**Requirement:** Copy every line that contains the string "automatically" from the entries below.

**Input for this task:**
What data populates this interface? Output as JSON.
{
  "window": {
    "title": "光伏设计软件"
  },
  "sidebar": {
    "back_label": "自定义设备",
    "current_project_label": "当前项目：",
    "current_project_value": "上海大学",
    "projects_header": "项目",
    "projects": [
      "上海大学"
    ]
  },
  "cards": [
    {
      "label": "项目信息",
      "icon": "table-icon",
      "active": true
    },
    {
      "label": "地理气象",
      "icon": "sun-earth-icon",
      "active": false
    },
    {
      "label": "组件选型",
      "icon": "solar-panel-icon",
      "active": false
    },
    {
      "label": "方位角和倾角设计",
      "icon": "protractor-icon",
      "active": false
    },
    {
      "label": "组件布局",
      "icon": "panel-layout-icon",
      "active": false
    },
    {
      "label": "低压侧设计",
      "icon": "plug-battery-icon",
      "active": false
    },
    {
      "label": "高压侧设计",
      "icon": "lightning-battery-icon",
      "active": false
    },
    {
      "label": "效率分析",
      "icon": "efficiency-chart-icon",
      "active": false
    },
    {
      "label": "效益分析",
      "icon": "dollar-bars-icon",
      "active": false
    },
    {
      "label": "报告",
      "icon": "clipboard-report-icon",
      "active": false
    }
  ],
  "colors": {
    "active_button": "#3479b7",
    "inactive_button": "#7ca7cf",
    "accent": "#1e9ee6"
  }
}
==
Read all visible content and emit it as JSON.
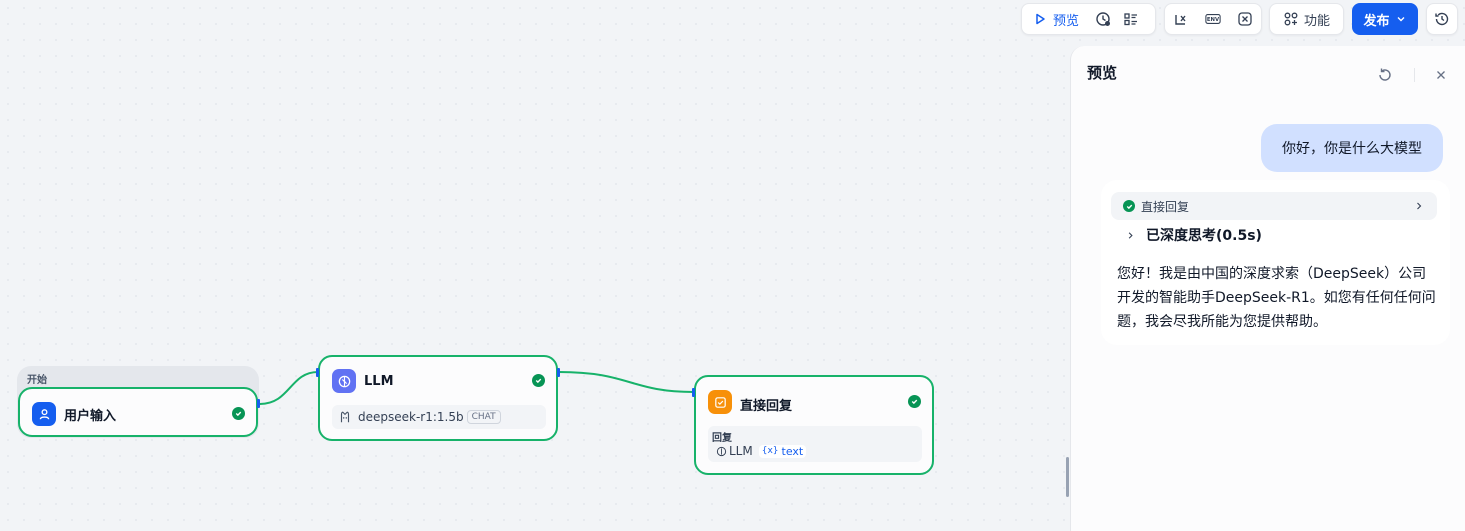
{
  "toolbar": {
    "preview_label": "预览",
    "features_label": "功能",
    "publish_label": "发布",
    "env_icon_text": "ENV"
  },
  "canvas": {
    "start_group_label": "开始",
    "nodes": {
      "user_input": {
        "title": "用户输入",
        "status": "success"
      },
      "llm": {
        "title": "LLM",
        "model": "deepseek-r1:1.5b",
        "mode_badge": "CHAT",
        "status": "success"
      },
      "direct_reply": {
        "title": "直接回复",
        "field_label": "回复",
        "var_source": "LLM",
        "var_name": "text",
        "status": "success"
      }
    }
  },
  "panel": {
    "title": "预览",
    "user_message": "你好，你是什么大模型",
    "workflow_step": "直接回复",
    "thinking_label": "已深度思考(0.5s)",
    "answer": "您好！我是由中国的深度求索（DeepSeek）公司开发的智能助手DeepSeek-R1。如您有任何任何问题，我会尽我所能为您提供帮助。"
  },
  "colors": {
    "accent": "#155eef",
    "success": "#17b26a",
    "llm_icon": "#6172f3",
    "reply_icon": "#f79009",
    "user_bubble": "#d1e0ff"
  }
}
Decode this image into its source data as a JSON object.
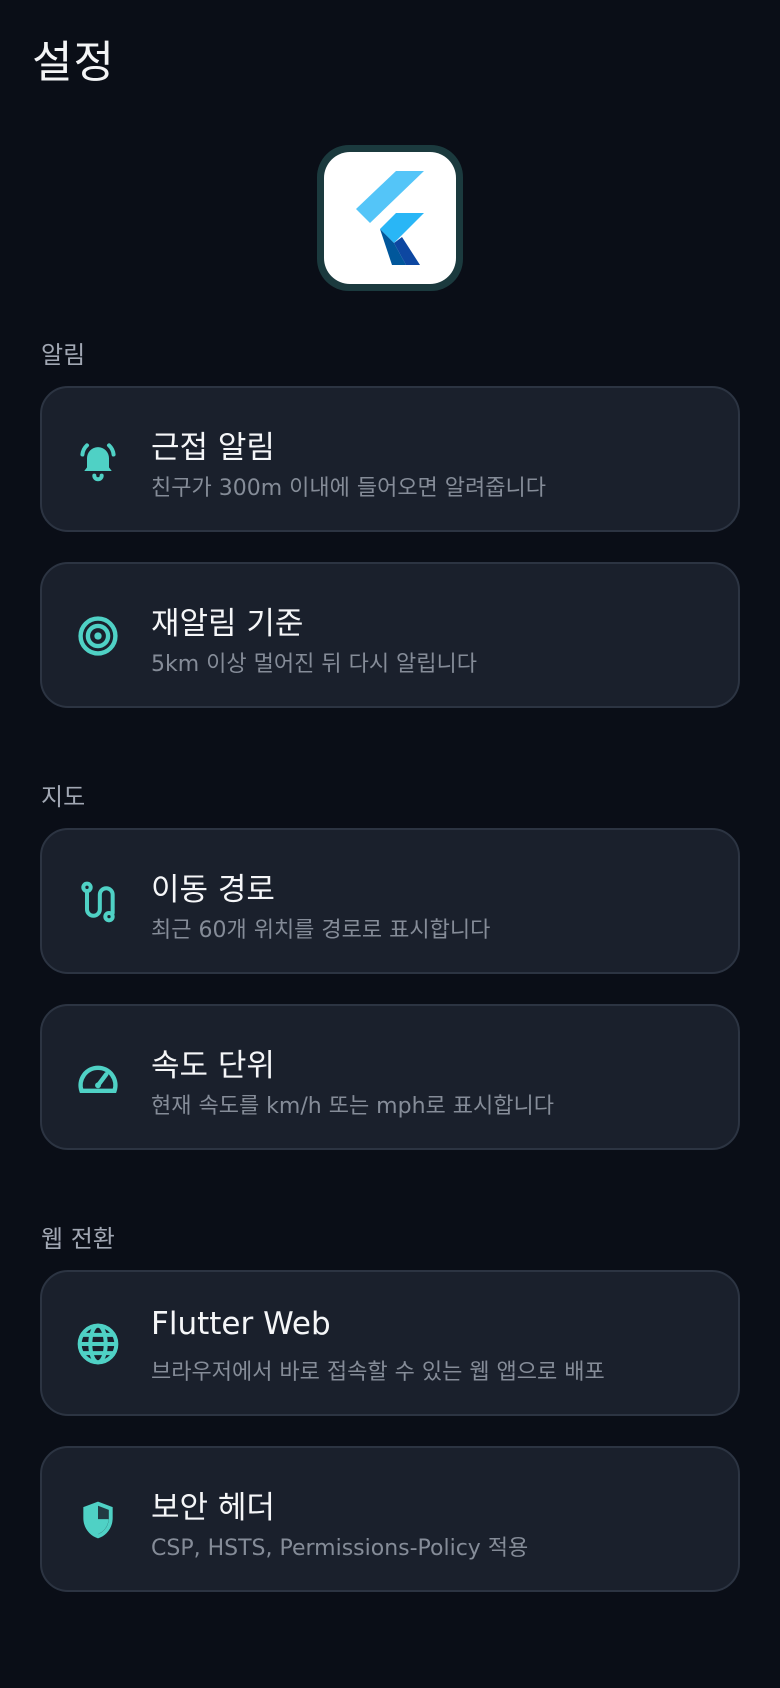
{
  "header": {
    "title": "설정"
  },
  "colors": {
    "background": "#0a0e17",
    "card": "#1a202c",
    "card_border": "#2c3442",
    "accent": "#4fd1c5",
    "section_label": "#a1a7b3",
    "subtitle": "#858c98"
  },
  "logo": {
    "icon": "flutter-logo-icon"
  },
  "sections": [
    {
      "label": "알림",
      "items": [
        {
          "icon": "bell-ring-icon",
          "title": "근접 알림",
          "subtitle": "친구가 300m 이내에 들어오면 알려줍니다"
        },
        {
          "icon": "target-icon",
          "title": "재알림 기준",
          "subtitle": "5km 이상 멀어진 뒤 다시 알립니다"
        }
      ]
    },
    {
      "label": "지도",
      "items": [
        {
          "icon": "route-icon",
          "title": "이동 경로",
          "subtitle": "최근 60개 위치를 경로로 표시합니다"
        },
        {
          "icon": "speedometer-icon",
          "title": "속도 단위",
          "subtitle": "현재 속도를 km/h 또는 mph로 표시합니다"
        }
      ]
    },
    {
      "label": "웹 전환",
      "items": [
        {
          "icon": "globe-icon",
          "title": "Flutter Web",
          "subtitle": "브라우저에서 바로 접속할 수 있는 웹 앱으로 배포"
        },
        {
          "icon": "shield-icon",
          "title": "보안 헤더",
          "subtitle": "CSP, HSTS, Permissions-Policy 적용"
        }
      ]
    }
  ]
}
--
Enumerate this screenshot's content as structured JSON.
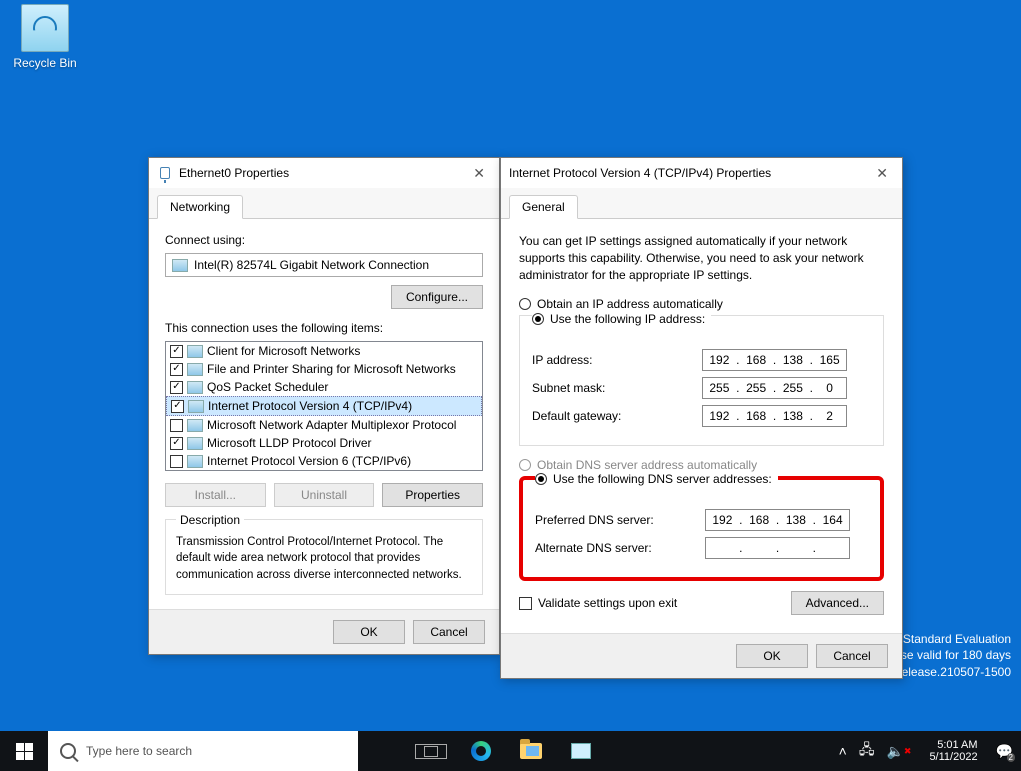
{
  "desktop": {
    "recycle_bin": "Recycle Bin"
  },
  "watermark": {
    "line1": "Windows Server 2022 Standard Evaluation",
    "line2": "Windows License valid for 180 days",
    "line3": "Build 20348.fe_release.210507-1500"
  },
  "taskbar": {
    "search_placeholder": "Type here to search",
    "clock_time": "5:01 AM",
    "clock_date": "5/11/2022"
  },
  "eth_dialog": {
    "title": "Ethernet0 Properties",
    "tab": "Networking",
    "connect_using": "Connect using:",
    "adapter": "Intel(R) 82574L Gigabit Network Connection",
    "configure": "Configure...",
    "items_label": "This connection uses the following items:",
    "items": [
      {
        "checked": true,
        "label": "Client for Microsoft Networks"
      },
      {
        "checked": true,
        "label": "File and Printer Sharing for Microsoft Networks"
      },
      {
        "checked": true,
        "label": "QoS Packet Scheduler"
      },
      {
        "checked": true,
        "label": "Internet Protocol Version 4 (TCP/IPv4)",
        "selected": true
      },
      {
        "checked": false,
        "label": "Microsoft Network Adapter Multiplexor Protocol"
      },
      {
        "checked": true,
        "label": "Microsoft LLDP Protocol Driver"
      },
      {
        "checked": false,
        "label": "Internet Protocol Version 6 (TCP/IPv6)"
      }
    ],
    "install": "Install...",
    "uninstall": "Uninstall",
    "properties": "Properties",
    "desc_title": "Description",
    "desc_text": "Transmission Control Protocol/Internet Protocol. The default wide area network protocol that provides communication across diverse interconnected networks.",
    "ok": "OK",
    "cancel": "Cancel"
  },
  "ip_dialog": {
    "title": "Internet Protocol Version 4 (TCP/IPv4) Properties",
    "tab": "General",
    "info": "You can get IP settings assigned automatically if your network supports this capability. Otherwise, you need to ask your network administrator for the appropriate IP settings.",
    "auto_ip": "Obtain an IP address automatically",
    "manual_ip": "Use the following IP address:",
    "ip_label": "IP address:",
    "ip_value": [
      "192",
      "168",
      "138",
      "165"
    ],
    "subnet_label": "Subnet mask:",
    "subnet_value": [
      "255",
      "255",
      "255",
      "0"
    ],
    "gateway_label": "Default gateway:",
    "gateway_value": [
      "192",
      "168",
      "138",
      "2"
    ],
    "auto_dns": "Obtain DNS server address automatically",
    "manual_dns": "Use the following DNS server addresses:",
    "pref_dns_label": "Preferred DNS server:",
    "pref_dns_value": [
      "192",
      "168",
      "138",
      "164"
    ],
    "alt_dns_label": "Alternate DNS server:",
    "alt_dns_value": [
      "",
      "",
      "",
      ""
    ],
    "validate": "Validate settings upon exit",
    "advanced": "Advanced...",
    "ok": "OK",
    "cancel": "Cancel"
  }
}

**Output:**
    "info": "You can get IP settings assigned automatically if your network supports this capability. Otherwise, you need to ask your network administrator for the appropriate IP settings.",
    "auto_ip": "Obtain an IP address automatically",
    "auto_dns": "Obtain DNS server address automatically",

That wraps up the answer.